# [What to work on]
Every entry below should be returned exactly as it appears, with pictures left out.

[Start of Attachment]

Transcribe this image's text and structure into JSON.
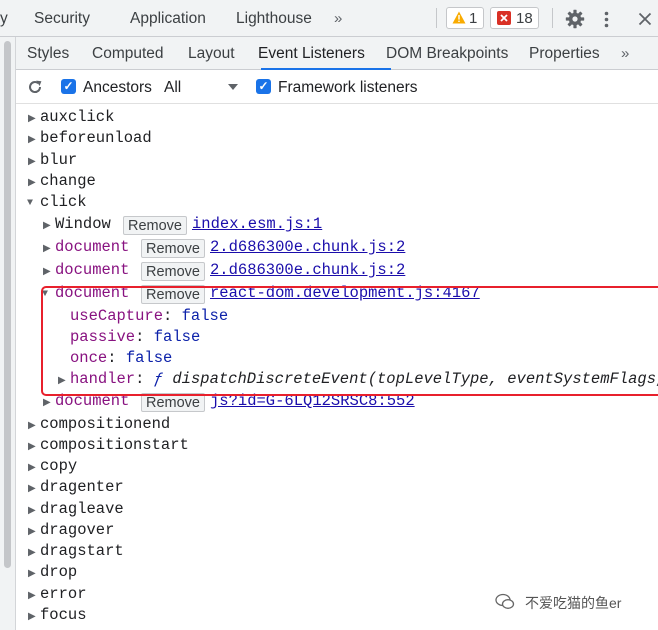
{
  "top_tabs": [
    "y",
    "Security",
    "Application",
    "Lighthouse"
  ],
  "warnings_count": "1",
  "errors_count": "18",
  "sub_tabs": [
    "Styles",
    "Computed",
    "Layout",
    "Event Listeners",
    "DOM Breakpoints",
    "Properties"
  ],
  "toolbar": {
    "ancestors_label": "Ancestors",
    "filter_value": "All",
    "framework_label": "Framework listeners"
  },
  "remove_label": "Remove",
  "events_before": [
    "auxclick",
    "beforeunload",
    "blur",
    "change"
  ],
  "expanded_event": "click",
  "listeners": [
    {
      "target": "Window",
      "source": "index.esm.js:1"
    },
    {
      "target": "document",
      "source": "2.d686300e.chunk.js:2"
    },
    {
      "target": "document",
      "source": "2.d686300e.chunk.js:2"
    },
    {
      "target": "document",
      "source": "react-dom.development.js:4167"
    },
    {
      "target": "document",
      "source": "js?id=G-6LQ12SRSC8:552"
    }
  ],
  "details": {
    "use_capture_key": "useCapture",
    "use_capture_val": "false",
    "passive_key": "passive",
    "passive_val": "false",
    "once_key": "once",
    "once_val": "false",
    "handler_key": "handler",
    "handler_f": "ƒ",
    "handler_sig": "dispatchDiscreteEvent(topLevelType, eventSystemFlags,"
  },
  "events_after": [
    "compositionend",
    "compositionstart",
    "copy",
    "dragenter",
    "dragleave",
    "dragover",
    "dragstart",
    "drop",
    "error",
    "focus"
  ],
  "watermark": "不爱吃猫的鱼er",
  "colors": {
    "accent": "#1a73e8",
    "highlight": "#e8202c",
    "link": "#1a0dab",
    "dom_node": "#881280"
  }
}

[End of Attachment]

# [Written answer]
Transcribe this image's text and structure into JSON.
{
  "top_tabs": [
    "y",
    "Security",
    "Application",
    "Lighthouse"
  ],
  "warnings_count": "1",
  "errors_count": "18",
  "sub_tabs": [
    "Styles",
    "Computed",
    "Layout",
    "Event Listeners",
    "DOM Breakpoints",
    "Properties"
  ],
  "toolbar": {
    "ancestors_label": "Ancestors",
    "filter_value": "All",
    "framework_label": "Framework listeners"
  },
  "remove_label": "Remove",
  "events_before": [
    "auxclick",
    "beforeunload",
    "blur",
    "change"
  ],
  "expanded_event": "click",
  "listeners": [
    {
      "target": "Window",
      "source": "index.esm.js:1"
    },
    {
      "target": "document",
      "source": "2.d686300e.chunk.js:2"
    },
    {
      "target": "document",
      "source": "2.d686300e.chunk.js:2"
    },
    {
      "target": "document",
      "source": "react-dom.development.js:4167"
    },
    {
      "target": "document",
      "source": "js?id=G-6LQ12SRSC8:552"
    }
  ],
  "details": {
    "use_capture_key": "useCapture",
    "use_capture_val": "false",
    "passive_key": "passive",
    "passive_val": "false",
    "once_key": "once",
    "once_val": "false",
    "handler_key": "handler",
    "handler_f": "ƒ",
    "handler_sig": "dispatchDiscreteEvent(topLevelType, eventSystemFlags,"
  },
  "events_after": [
    "compositionend",
    "compositionstart",
    "copy",
    "dragenter",
    "dragleave",
    "dragover",
    "dragstart",
    "drop",
    "error",
    "focus"
  ],
  "watermark": "不爱吃猫的鱼er",
  "colors": {
    "accent": "#1a73e8",
    "highlight": "#e8202c",
    "link": "#1a0dab",
    "dom_node": "#881280"
  }
}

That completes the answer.